- **REQUIREMENT**:
With the pictures left out, restate every entry word for word.

(Dataset rows for apps and sites)
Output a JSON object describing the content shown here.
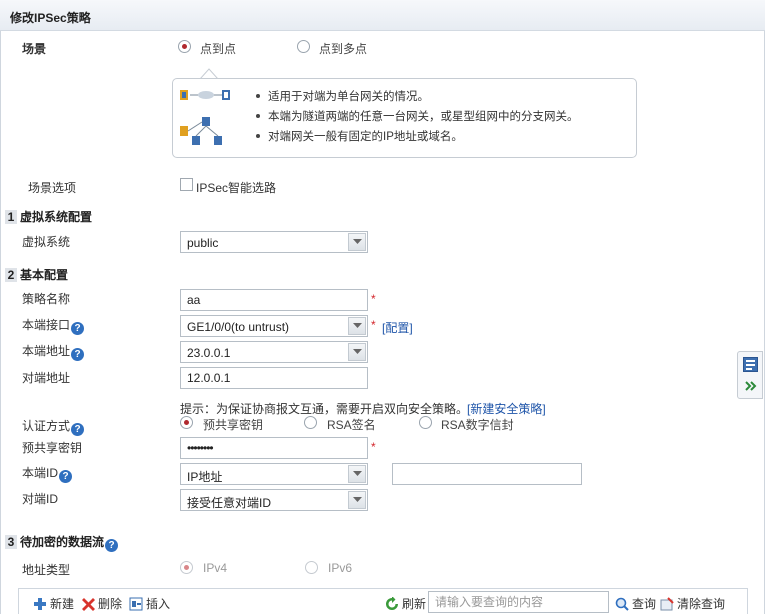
{
  "page": {
    "title": "修改IPSec策略"
  },
  "scene": {
    "label": "场景",
    "options": [
      {
        "label": "点到点",
        "selected": true
      },
      {
        "label": "点到多点",
        "selected": false
      }
    ]
  },
  "tip": {
    "lines": [
      "适用于对端为单台网关的情况。",
      "本端为隧道两端的任意一台网关，或星型组网中的分支网关。",
      "对端网关一般有固定的IP地址或域名。"
    ]
  },
  "scene_options": {
    "label": "场景选项",
    "checkbox_label": "IPSec智能选路",
    "checked": false
  },
  "section1": {
    "num": "1",
    "title": "虚拟系统配置",
    "vsys_label": "虚拟系统",
    "vsys_value": "public"
  },
  "section2": {
    "num": "2",
    "title": "基本配置",
    "policy_name_label": "策略名称",
    "policy_name_value": "aa",
    "local_if_label": "本端接口",
    "local_if_value": "GE1/0/0(to untrust)",
    "config_link": "[配置]",
    "local_addr_label": "本端地址",
    "local_addr_value": "23.0.0.1",
    "peer_addr_label": "对端地址",
    "peer_addr_value": "12.0.0.1",
    "hint_text": "提示：为保证协商报文互通，需要开启双向安全策略。",
    "hint_link": "[新建安全策略]",
    "auth_label": "认证方式",
    "auth_options": [
      {
        "label": "预共享密钥",
        "selected": true
      },
      {
        "label": "RSA签名",
        "selected": false
      },
      {
        "label": "RSA数字信封",
        "selected": false
      }
    ],
    "psk_label": "预共享密钥",
    "psk_value": "••••••••",
    "local_id_label": "本端ID",
    "local_id_value": "IP地址",
    "local_id_extra": "",
    "peer_id_label": "对端ID",
    "peer_id_value": "接受任意对端ID",
    "required_mark": "*",
    "help_glyph": "?"
  },
  "section3": {
    "num": "3",
    "title": "待加密的数据流",
    "addr_type_label": "地址类型",
    "addr_type_options": [
      {
        "label": "IPv4",
        "selected": true
      },
      {
        "label": "IPv6",
        "selected": false
      }
    ]
  },
  "toolbar": {
    "new_label": "新建",
    "delete_label": "删除",
    "insert_label": "插入",
    "refresh_label": "刷新",
    "search_placeholder": "请输入要查询的内容",
    "query_label": "查询",
    "clear_label": "清除查询"
  },
  "colors": {
    "accent_red": "#b0292e",
    "link_blue": "#1f55a9",
    "help_blue": "#2f6fbf"
  }
}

- **ANSWER TO THIS TASK**:
Output a JSON object describing the content shown here.
{
  "page": {
    "title": "修改IPSec策略"
  },
  "scene": {
    "label": "场景",
    "options": [
      {
        "label": "点到点",
        "selected": true
      },
      {
        "label": "点到多点",
        "selected": false
      }
    ]
  },
  "tip": {
    "lines": [
      "适用于对端为单台网关的情况。",
      "本端为隧道两端的任意一台网关，或星型组网中的分支网关。",
      "对端网关一般有固定的IP地址或域名。"
    ]
  },
  "scene_options": {
    "label": "场景选项",
    "checkbox_label": "IPSec智能选路",
    "checked": false
  },
  "section1": {
    "num": "1",
    "title": "虚拟系统配置",
    "vsys_label": "虚拟系统",
    "vsys_value": "public"
  },
  "section2": {
    "num": "2",
    "title": "基本配置",
    "policy_name_label": "策略名称",
    "policy_name_value": "aa",
    "local_if_label": "本端接口",
    "local_if_value": "GE1/0/0(to untrust)",
    "config_link": "[配置]",
    "local_addr_label": "本端地址",
    "local_addr_value": "23.0.0.1",
    "peer_addr_label": "对端地址",
    "peer_addr_value": "12.0.0.1",
    "hint_text": "提示：为保证协商报文互通，需要开启双向安全策略。",
    "hint_link": "[新建安全策略]",
    "auth_label": "认证方式",
    "auth_options": [
      {
        "label": "预共享密钥",
        "selected": true
      },
      {
        "label": "RSA签名",
        "selected": false
      },
      {
        "label": "RSA数字信封",
        "selected": false
      }
    ],
    "psk_label": "预共享密钥",
    "psk_value": "••••••••",
    "local_id_label": "本端ID",
    "local_id_value": "IP地址",
    "local_id_extra": "",
    "peer_id_label": "对端ID",
    "peer_id_value": "接受任意对端ID",
    "required_mark": "*",
    "help_glyph": "?"
  },
  "section3": {
    "num": "3",
    "title": "待加密的数据流",
    "addr_type_label": "地址类型",
    "addr_type_options": [
      {
        "label": "IPv4",
        "selected": true
      },
      {
        "label": "IPv6",
        "selected": false
      }
    ]
  },
  "toolbar": {
    "new_label": "新建",
    "delete_label": "删除",
    "insert_label": "插入",
    "refresh_label": "刷新",
    "search_placeholder": "请输入要查询的内容",
    "query_label": "查询",
    "clear_label": "清除查询"
  },
  "colors": {
    "accent_red": "#b0292e",
    "link_blue": "#1f55a9",
    "help_blue": "#2f6fbf"
  }
}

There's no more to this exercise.